Previous version…

Once upon a time, I made my own bread.

Not out of any type of arrogance. Not to hold it over anyone’s head or to feel the need to be superior to people I no longer know for reasons I can no longer fathom. It was more important for me to lose myself in the details of recipes and the attention that needs to be paid in the development in making a starter; it is, after all, a living, breathing thing. It may be a small thing, but to me it was quite significant. I made life. I made my own bread because it was the next logical step from making my own pizza dough. I made my own bread to see if I could do it; to satisfy a need…

…To follow in the footsteps of the masters who came before me.

…To fill a void left after I stopped smoking.

…To prepare for the frickin’ zombie apocalypse. Whichever superficial reason I may have spun would have danced around the truth. At the end of the day, my real motivation was simply to find a way out.

In 2008, I readied myself to the best of my ability to welcome my daughter into this world. In 2009, I began to concern myself with leaving behind a legacy. I found a job. It paid the bills…sort of, but the satisfaction level was somewhere near subterranean. With the possibility of being chained to a cubicle for the rest of my years (and entertaining the idea that I might actually like it), I cast a weather eye toward doing something else with my life other than working for under a living wage. Something that was a far sight better than just tolerable. Something I could be proud of, something worthy.

…and I had no idea what that meant, or what it was.

follow the link here

It was around this time where I discovered a series of photographs online. They were all answering a question set forth to them which was: Why Do You Do What You Do? On the surface, they’re just simple, black and white photos of random people holding up hastily crafted signs reading something to the effect of, “If I don’t, then who will?” Were I different person, I’d probably regard these as a really clever meme and go back to watching cat videos. But as with most art, these pictures stirred something in me, the longer I stared at them.

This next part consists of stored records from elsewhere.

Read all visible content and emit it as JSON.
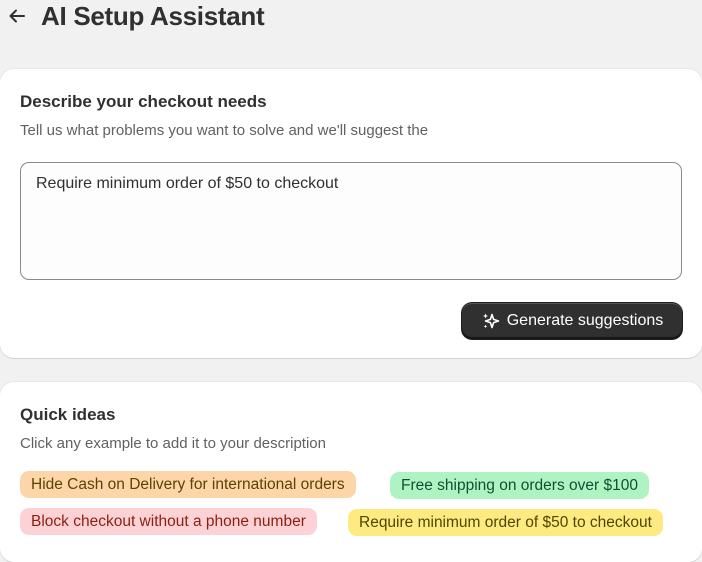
{
  "header": {
    "title": "AI Setup Assistant",
    "back_icon": "arrow-left-icon"
  },
  "describe": {
    "title": "Describe your checkout needs",
    "subtitle": "Tell us what problems you want to solve and we'll suggest the",
    "input_value": "Require minimum order of $50 to checkout",
    "generate_label": "Generate suggestions",
    "generate_icon": "sparkle-icon"
  },
  "quick": {
    "title": "Quick ideas",
    "subtitle": "Click any example to add it to your description",
    "chips": [
      {
        "label": "Hide Cash on Delivery for international orders",
        "bg": "#fcd6a8",
        "fg": "#5e4200"
      },
      {
        "label": "Free shipping on orders over $100",
        "bg": "#aff3c2",
        "fg": "#0c5132"
      },
      {
        "label": "Block checkout without a phone number",
        "bg": "#fdd2d6",
        "fg": "#8e1f0b"
      },
      {
        "label": "Require minimum order of $50 to checkout",
        "bg": "#fdeb82",
        "fg": "#4f4700"
      }
    ]
  }
}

It was the exact Call To Action that I was looking for. Why do I do this? Why do I do anything? I started with my present preoccupation. My reasons were pretty straight-forward,“Well, I believe that bread is a universal language. It was the one thing that I was convinced would bring people of whatever stripes closer together. If I could master this, then I would find my place in the universe as some goodwill ambassador, and perhaps give me some sort of life-purpose.” Bake bread, spread happiness.

Unfortunately, the aspirations of being a culinary Santa Claus had to be thrown to the back burner as the feasibility of starting an Artisan Bakery was suffocated by the big, fluffy pillow of reality. Even though my aspirations may have faded slightly, the question hadn’t. ‘…Why?’

I kept searching for a ‘because’.

Driven. That’s what the term is. I’m motivated. If I’m ever going to survive, then I must move forward. The only way forward is through, and I’ll be damned if I was going to leave this world without doing something meaningful. Years passed, along with several other ideas, but that underlying need never went away. It didn’t matter if I was all gung-ho to open my own pizza shop, or my current endeavor to create and sell designs to fund my ultimate goal of writing that novel, to actually writing that novel. The common denominator of all of them is my need to create. It is a need. It is a thirst. It became less about the destination and more about discovering the many paths to get there.

But I digress. Getting back to the original question of what my needs are. Well….

  • I need to survive. Plain and simple. I was raised to believe that if you went to school and found a job that everything would be fine. What I’ve learned since then is that nothing is guaranteed. Not your education, not your job, not your relationships…nothing. The only thing that you can hold on to is what you can truly call yours. In order for me to thrive, I need to keep doing what I should have been doing years ago. I need to grow and learn and not be afraid to do so. I need to create.  In order for me to survive, I need to be paid for it, for lack of a better term.
  • Most of what I do is sarcastic, ironic, wise-ass, but generally harmless. I understand that. But, that being said, I need to be taken seriously. I began this life as a class clown. It’s who I am. I have no preconceived notions that I am otherwise. But, as time rolls on, we all know that they may take the clown out of the class…they’ll never take the class out of the clown. I just don’t seek attention for the sake of seeking attention. No. I seek attention with the intention of making you laugh, think, ponder, muse, cringe, rejoice, live, love, sing. I seek attention to remind you that you’re still alive. You are all still alive and wonderful. I’m serious about that.
  • I need to keep my eyes open. I need to keep my ears open. I need to keep learning. There is inspiration all around. I need to see the world the way a photographer would. I need to listen with the ears of a poet. I need to create with the mind of a baker.

So, what are my needs? Why do I do what I do?

Once upon a time, I made my own bread.

Not because my belly was hungry, but because my mind was.

…Current version

Thank you very much for reading. I’m off again on another great adventure. But before I go, I’d like to know…

WDYDWYD?

Alternate Version